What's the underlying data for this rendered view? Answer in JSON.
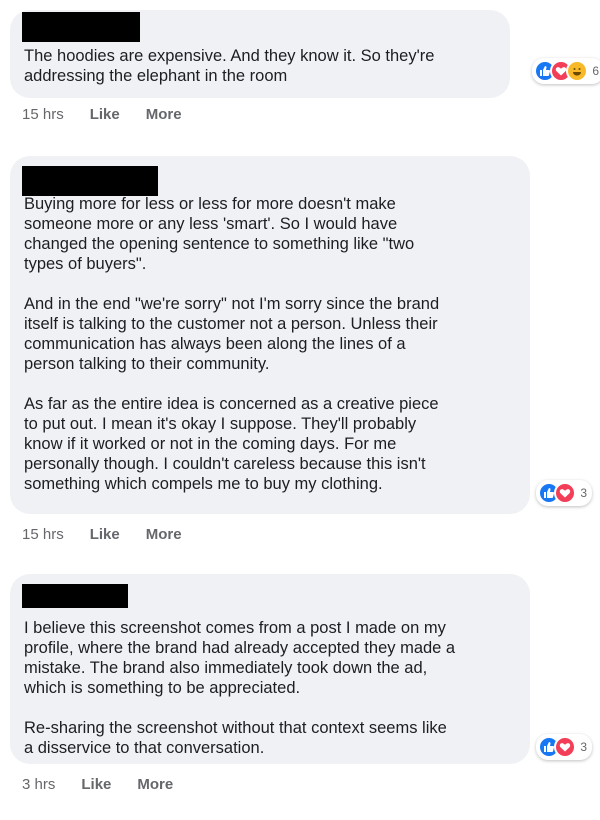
{
  "comments": [
    {
      "paragraphs": [
        "The hoodies are expensive. And they know it. So they're\naddressing the elephant in the room"
      ],
      "reaction_count": "6",
      "reactions": [
        "like-icon",
        "love-icon",
        "haha-icon"
      ],
      "time": "15 hrs",
      "like_label": "Like",
      "more_label": "More"
    },
    {
      "paragraphs": [
        "Buying more for less or less for more doesn't make\nsomeone more or any less 'smart'. So I would have\nchanged the opening sentence to something like \"two\ntypes of buyers\".",
        "And in the end \"we're sorry\" not I'm sorry since the brand\nitself is talking to the customer not a person. Unless their\ncommunication has always been along the lines of a\nperson talking to their community.",
        "As far as the entire idea is concerned as a creative piece\nto put out. I mean it's okay I suppose. They'll probably\nknow if it worked or not in the coming days. For me\npersonally though. I couldn't careless because this isn't\nsomething which compels me to buy my clothing."
      ],
      "reaction_count": "3",
      "reactions": [
        "like-icon",
        "love-icon"
      ],
      "time": "15 hrs",
      "like_label": "Like",
      "more_label": "More"
    },
    {
      "paragraphs": [
        "I believe this screenshot comes from a post I made on my\nprofile, where the brand had already accepted they made a\nmistake. The brand also immediately took down the ad,\nwhich is something to be appreciated.",
        "Re-sharing the screenshot without that context seems like\na disservice to that conversation."
      ],
      "reaction_count": "3",
      "reactions": [
        "like-icon",
        "love-icon"
      ],
      "time": "3 hrs",
      "like_label": "Like",
      "more_label": "More"
    }
  ],
  "colors": {
    "bubble": "#eff1f4",
    "like": "#1877f2",
    "love": "#f33e58",
    "haha": "#f7b928",
    "meta": "#65676b"
  }
}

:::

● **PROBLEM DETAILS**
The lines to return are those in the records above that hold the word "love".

● **ANSWER TO THE PROBLEM**
        "love-icon",
        "love-icon"
        "love-icon"
    "love": "#f33e58",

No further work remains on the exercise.